Sometimes strangers make the best friends. So reads the tagline for Adam Elliot's 2009 animated film, Mary and Max. And it certainly is an unlikely friendship that grows between an 8-year-old chubby Australian girl and a 44-year-old Jewish American man who has Asperger's syndrome. As unlikely as picking a name out of a phone book, which is how Mary first came to write Max.
Happy Go Lucky
Am I happy like Poppy in the movie ‘Happy Go Lucky’? Well, the answer would be ‘yes’ and ‘no’. I am an extremely optimistic person and like Poppy try to see the ‘silver lining in every cloud’ and the truly delightful in even the most dismal of situations. However, along the way both Poppy and I have met some characters who challenge our optimistic view of life.

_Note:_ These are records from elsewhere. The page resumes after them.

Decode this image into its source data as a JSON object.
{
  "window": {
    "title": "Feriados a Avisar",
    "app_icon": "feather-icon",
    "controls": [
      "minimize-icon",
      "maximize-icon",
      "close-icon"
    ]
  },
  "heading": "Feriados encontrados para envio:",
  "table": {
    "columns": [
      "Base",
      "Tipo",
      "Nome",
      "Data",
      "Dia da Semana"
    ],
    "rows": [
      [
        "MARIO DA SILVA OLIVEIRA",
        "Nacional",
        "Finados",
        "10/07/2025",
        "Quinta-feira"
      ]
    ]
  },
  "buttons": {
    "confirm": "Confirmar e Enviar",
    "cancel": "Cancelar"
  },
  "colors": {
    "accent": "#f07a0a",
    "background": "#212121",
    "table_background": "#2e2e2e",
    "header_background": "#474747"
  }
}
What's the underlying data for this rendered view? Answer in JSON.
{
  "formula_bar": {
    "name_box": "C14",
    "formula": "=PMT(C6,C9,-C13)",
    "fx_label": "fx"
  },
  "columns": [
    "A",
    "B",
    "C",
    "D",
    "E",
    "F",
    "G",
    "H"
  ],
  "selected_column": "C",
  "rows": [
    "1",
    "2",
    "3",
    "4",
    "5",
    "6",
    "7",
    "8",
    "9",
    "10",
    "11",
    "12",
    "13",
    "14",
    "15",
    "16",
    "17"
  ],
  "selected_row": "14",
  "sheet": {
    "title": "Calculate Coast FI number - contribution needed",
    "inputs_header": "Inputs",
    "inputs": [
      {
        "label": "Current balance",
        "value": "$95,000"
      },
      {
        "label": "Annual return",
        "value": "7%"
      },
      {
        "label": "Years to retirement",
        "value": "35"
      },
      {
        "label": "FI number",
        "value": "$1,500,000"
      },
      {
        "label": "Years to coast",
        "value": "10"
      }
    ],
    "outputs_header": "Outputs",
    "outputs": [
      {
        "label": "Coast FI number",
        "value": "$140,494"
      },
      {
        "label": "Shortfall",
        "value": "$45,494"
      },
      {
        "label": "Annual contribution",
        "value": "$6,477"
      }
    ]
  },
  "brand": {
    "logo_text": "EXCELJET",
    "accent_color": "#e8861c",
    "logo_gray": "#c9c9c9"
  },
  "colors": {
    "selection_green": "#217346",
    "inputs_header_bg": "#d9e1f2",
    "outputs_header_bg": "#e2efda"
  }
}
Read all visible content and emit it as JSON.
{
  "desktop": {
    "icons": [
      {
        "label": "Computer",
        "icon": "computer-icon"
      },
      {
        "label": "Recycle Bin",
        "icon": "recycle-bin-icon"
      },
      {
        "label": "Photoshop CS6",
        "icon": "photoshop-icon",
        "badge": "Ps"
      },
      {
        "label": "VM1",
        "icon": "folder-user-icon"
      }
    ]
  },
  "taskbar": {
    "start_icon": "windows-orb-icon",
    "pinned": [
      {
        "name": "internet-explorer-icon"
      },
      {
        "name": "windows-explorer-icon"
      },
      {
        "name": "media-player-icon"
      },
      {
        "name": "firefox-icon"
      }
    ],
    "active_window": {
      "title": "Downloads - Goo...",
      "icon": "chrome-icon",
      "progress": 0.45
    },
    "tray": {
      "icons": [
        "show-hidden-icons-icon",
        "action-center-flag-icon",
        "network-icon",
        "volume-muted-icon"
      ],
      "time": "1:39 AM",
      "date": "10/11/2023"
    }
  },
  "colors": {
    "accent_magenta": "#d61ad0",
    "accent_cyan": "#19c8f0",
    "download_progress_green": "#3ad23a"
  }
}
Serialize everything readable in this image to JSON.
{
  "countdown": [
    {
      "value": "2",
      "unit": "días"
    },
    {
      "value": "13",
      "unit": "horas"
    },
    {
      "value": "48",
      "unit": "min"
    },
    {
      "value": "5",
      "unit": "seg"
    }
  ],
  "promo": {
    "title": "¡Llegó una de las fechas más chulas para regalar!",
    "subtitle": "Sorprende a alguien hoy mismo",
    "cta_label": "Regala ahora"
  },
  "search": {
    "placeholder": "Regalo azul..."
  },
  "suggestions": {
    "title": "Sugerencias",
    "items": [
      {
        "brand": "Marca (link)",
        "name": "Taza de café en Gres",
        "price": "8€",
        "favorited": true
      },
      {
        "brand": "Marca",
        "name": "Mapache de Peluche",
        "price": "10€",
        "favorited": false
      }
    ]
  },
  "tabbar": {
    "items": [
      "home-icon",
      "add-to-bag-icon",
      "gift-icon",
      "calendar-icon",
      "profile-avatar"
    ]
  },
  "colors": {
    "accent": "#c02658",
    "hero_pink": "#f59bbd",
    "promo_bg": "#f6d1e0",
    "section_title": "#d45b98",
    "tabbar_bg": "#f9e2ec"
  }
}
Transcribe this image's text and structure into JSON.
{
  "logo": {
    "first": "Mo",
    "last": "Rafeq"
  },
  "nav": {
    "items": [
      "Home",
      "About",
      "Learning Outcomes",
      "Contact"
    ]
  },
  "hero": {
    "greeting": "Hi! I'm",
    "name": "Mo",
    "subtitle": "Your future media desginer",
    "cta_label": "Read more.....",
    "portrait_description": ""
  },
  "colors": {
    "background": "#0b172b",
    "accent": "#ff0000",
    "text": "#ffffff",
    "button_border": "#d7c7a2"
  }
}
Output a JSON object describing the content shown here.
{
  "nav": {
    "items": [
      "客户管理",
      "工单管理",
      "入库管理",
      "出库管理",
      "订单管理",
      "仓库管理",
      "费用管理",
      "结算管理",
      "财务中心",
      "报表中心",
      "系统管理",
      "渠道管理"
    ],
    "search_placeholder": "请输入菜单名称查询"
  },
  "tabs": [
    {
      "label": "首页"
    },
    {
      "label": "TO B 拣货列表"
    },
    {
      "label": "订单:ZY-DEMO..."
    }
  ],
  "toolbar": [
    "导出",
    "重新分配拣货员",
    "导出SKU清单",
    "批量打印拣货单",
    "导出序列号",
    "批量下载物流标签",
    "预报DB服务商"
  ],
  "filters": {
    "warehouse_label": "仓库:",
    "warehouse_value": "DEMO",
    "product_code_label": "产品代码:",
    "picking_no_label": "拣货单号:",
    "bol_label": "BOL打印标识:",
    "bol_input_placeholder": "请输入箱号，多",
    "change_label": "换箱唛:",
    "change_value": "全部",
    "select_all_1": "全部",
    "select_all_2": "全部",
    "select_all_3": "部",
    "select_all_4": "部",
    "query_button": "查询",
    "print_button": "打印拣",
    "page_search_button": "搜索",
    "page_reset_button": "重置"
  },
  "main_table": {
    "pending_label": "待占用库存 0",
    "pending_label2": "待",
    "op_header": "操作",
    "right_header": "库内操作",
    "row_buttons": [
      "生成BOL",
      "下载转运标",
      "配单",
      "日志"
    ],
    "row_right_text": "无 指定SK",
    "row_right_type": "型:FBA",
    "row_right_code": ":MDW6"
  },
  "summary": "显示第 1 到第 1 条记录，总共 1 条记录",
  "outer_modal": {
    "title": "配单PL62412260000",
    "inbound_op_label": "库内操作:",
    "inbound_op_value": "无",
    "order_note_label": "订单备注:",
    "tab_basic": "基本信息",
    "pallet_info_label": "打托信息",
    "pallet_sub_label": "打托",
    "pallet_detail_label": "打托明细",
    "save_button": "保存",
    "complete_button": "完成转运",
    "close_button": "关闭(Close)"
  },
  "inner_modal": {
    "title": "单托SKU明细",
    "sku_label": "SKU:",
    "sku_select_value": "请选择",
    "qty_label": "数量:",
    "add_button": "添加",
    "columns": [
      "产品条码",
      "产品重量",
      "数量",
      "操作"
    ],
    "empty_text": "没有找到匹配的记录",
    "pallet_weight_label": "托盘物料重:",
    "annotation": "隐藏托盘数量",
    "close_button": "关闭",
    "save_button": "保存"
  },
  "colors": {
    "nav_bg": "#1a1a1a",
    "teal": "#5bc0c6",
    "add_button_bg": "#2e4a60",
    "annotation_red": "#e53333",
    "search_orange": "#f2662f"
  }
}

Lady in the Water
M. Night Shyamalan's movie Lady in the Water reminds me that we habitually live relatively mundane, banal lives. Although our sensitive egos may disagree, our imaginations look out onto a rather narrow expanse. Yet when we are called on by the Transcendent, and we decide to cooperate, life becomes surprisingly three-dimensional and purposeful. By throwing our will into the search for our true vocation, is it possible that we will learn strange and mysterious things?
"How do you profit from it all?” My friend and I had been
discussing documentaries over coffee-break, when he suddenly posed this
question. He was asking whether all this insight and commentary was
just entertainment, or whether it evoked a response in us. His question
has been rolling around in my mind ever since, and came up again when
I watched The Matrix. It has been years since this movie became a phenomenon
yet I still feel the urgency of the question: “Do you want to
wake up?” I think the gift of The
Matrix was to bring this question to the forefront of pop culture,
particularly through three insights.
"Off the record, on the QT, and very hush-hush." So reads one
of the tag-lines for the movie L.A.
Confidential, which Watershed saw in November 2006. Said by
the editors of the tabloid magazine in the movie, it could also have
been spoken like a mantra by each character in the movie as they hid
their base, unethical lives....
I was early for the movie. Recently I had joined a Spirituality
and Film course. The night's movie, Pearl
Diver, was about estranged Mennonite sisters. As I waited for
the doors to open, I reflected on the irony of how Mennonites champion
reconciliation but also struggle with conflict within their congregations.
Perhaps, as Miroslav Volf maintains in Free of Charge: Giving and
Forgiving in a Culture Stripped of Grace, forgiveness and reconciliation
are related but distinct attitudes. I wondered how the movie would explore
"In no way, whatsoever, do I blame you for what happened." If
I had to pick the through line for The
Chumscrubber I would have to go with this one. At least that's
the phrase that has haunted me the most. Other lines would do too. For
example: "Don't ignore me" and "I'm not dead but you call this a living?"
Each phrase is simple but voices a dark reality that runs beneath suburban
takes us on a journey into unknown territory. Without language, plot
or narrative, the film immerses us in images of humanity’s relationship
to the earth. Manipulating time through rapidation and slow motion,
punctuated with Philip Glass’s mesmerizing music, Koyaanisqatsi
allows us to see the technological world we’ve built on nature’s
shoulders, and asks us whether life lived out of balance with creation
is ultimately tenable? Seen through a faith perspective, the movie evokes
the question of whether life outside covenant with God is possible...
2001: A Space Odyssey
When I learned that the first movie we would be approaching through
the Ignatian method was 2001:
A Space Odyssey, I was simultaneously excited and wary. My
first exposure to the film in 1968 blended seamlessly with my naive
countercultural utopianism. The scene that stuck with me most viscerally
was the psychedelic roller-coaster ride through the planetscape beyond
Jupiter. I can honestly say that the idea of being a loved sinner never
crossed my mind...